What is needed >> The reply must repeat each entry exactly and contain no pictures.

Page and application data records:

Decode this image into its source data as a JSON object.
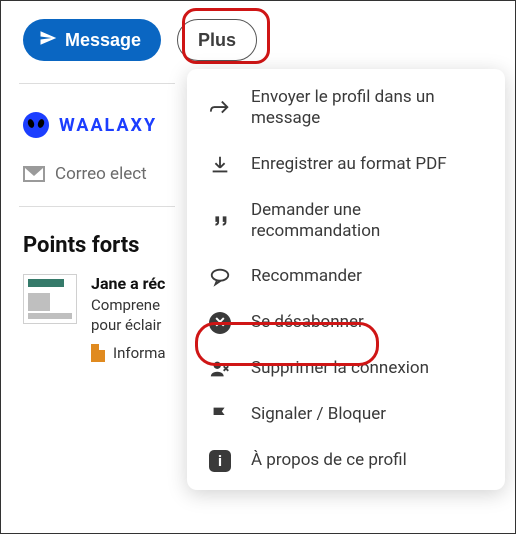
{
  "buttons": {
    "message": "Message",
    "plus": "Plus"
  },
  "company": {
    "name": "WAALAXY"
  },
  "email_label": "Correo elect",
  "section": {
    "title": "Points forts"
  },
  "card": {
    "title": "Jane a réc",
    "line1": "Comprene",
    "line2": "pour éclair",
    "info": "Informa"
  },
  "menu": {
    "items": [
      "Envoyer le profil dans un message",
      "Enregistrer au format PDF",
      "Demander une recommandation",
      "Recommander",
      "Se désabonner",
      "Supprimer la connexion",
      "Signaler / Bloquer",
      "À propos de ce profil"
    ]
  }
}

Response to this task >>
Decode this image into its source data as a JSON object.
{
  "buttons": {
    "message": "Message",
    "plus": "Plus"
  },
  "company": {
    "name": "WAALAXY"
  },
  "email_label": "Correo elect",
  "section": {
    "title": "Points forts"
  },
  "card": {
    "title": "Jane a réc",
    "line1": "Comprene",
    "line2": "pour éclair",
    "info": "Informa"
  },
  "menu": {
    "items": [
      "Envoyer le profil dans un message",
      "Enregistrer au format PDF",
      "Demander une recommandation",
      "Recommander",
      "Se désabonner",
      "Supprimer la connexion",
      "Signaler / Bloquer",
      "À propos de ce profil"
    ]
  }
}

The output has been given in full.